*RECORD SET*
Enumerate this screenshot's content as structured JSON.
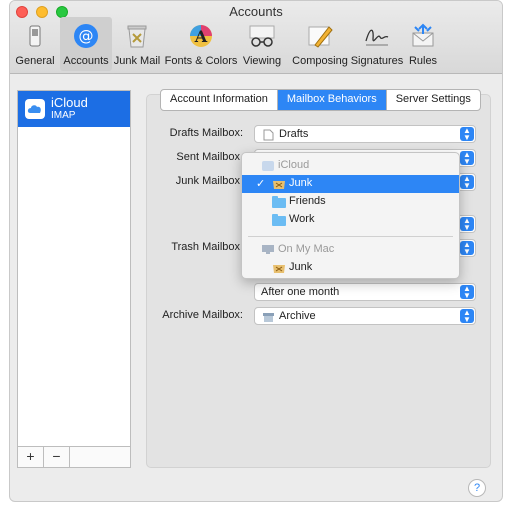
{
  "window": {
    "title": "Accounts"
  },
  "toolbar": {
    "items": [
      {
        "label": "General",
        "icon": "general-switch-icon"
      },
      {
        "label": "Accounts",
        "icon": "at-sign-icon"
      },
      {
        "label": "Junk Mail",
        "icon": "junk-trash-icon"
      },
      {
        "label": "Fonts & Colors",
        "icon": "fonts-colors-icon"
      },
      {
        "label": "Viewing",
        "icon": "glasses-icon"
      },
      {
        "label": "Composing",
        "icon": "pencil-icon"
      },
      {
        "label": "Signatures",
        "icon": "signature-icon"
      },
      {
        "label": "Rules",
        "icon": "rules-envelope-icon"
      }
    ],
    "selected": "Accounts"
  },
  "sidebar": {
    "accounts": [
      {
        "name": "iCloud",
        "type": "IMAP"
      }
    ],
    "add_label": "+",
    "remove_label": "−"
  },
  "tabs": {
    "items": [
      "Account Information",
      "Mailbox Behaviors",
      "Server Settings"
    ],
    "active": "Mailbox Behaviors"
  },
  "fields": {
    "drafts": {
      "label": "Drafts Mailbox:",
      "value": "Drafts"
    },
    "sent": {
      "label": "Sent Mailbox"
    },
    "junk": {
      "label": "Junk Mailbox"
    },
    "trash": {
      "label": "Trash Mailbox"
    },
    "erase_after": {
      "value": "After one month"
    },
    "archive": {
      "label": "Archive Mailbox:",
      "value": "Archive"
    }
  },
  "menu": {
    "header_icloud": "iCloud",
    "items": [
      "Junk",
      "Friends",
      "Work"
    ],
    "selected": "Junk",
    "checkmark": "✓",
    "header_local": "On My Mac",
    "local_items": [
      "Junk"
    ]
  },
  "help": {
    "label": "?"
  },
  "colors": {
    "accent": "#2d86f5",
    "selection": "#1c6ee4"
  }
}
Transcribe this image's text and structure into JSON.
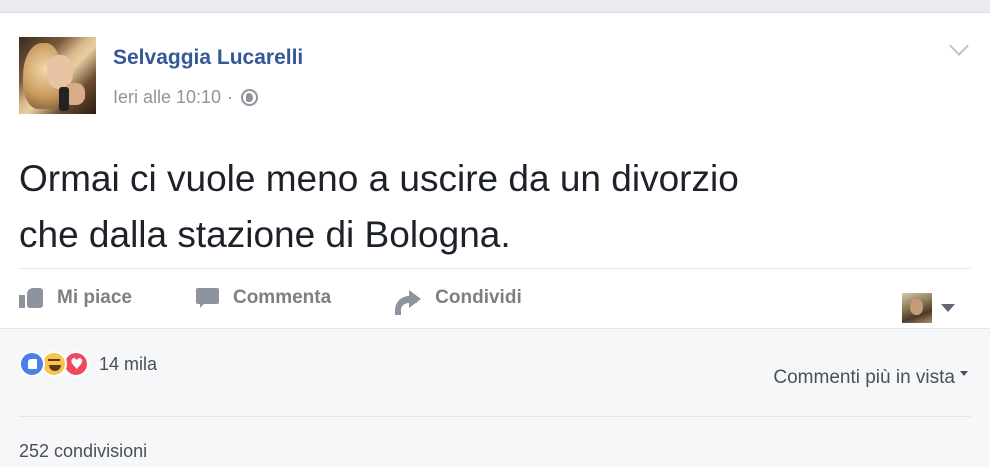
{
  "post": {
    "author": "Selvaggia Lucarelli",
    "timestamp": "Ieri alle 10:10",
    "separator": "·",
    "privacy_icon": "globe-icon",
    "text": "Ormai ci vuole meno a uscire da un divorzio\nche dalla stazione di Bologna."
  },
  "actions": {
    "like_label": "Mi piace",
    "comment_label": "Commenta",
    "share_label": "Condividi"
  },
  "footer": {
    "reactions": [
      "like",
      "haha",
      "love"
    ],
    "reaction_count": "14 mila",
    "sort_label": "Commenti più in vista",
    "shares_label": "252 condivisioni"
  },
  "colors": {
    "author": "#365899",
    "meta": "#90949c",
    "text": "#1d2129",
    "like_reaction": "#4a80e8",
    "haha_reaction": "#f7c54b",
    "love_reaction": "#ef4a5c"
  }
}
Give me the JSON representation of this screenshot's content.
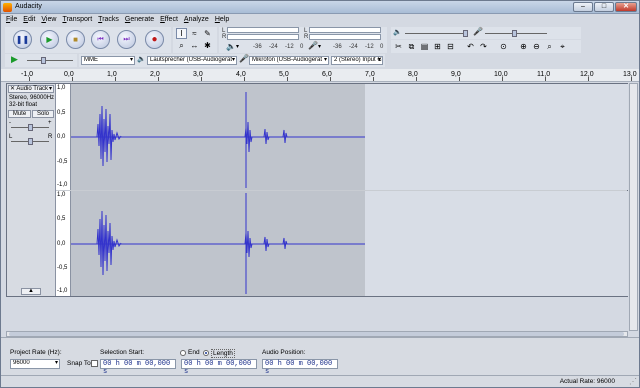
{
  "window": {
    "title": "Audacity",
    "min_icon": "minimize-icon",
    "max_icon": "maximize-icon",
    "close_icon": "close-icon"
  },
  "menu": [
    "File",
    "Edit",
    "View",
    "Transport",
    "Tracks",
    "Generate",
    "Effect",
    "Analyze",
    "Help"
  ],
  "meters": {
    "play_labels": [
      "-36",
      "-24",
      "-12",
      "0"
    ],
    "rec_labels": [
      "-36",
      "-24",
      "-12",
      "0"
    ],
    "left": "L",
    "right": "R"
  },
  "device": {
    "host": "MME",
    "output": "Lautsprecher (USB-Audiogerät",
    "input": "Mikrofon (USB-Audiogerät",
    "channels": "2 (Stereo) Input C"
  },
  "ruler": {
    "labels": [
      "-1,0",
      "0,0",
      "1,0",
      "2,0",
      "3,0",
      "4,0",
      "5,0",
      "6,0",
      "7,0",
      "8,0",
      "9,0",
      "10,0",
      "11,0",
      "12,0",
      "13,0"
    ]
  },
  "track": {
    "name": "Audio Track",
    "rate": "Stereo, 96000Hz",
    "format": "32-bit float",
    "mute": "Mute",
    "solo": "Solo",
    "gain_minus": "-",
    "gain_plus": "+",
    "pan_left": "L",
    "pan_right": "R",
    "collapse_icon": "collapse-arrow-icon",
    "scale": [
      "1,0",
      "0,5",
      "0,0",
      "-0,5",
      "-1,0"
    ]
  },
  "status": {
    "project_rate_label": "Project Rate (Hz):",
    "project_rate": "96000",
    "snap_to": "Snap To",
    "selection_start_label": "Selection Start:",
    "selection_start": "00 h 00 m 00,000 s",
    "end_label": "End",
    "length_label": "Length",
    "length_value": "00 h 00 m 00,000 s",
    "audio_position_label": "Audio Position:",
    "audio_position": "00 h 00 m 00,000 s",
    "actual_rate": "Actual Rate: 96000"
  },
  "colors": {
    "wave": "#3333cc",
    "selection": "#bfc4cc",
    "background": "#d8dde6"
  }
}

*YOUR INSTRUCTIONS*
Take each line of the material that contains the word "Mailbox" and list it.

*EXERCISE SOLUTION*
      "Mailbox Behaviors",
    "active": "Mailbox Behaviors"
      "label": "Drafts Mailbox:",
      "label": "Sent Mailbox"
      "label": "Junk Mailbox"
      "label": "Trash Mailbox"
      "label": "Archive Mailbox:",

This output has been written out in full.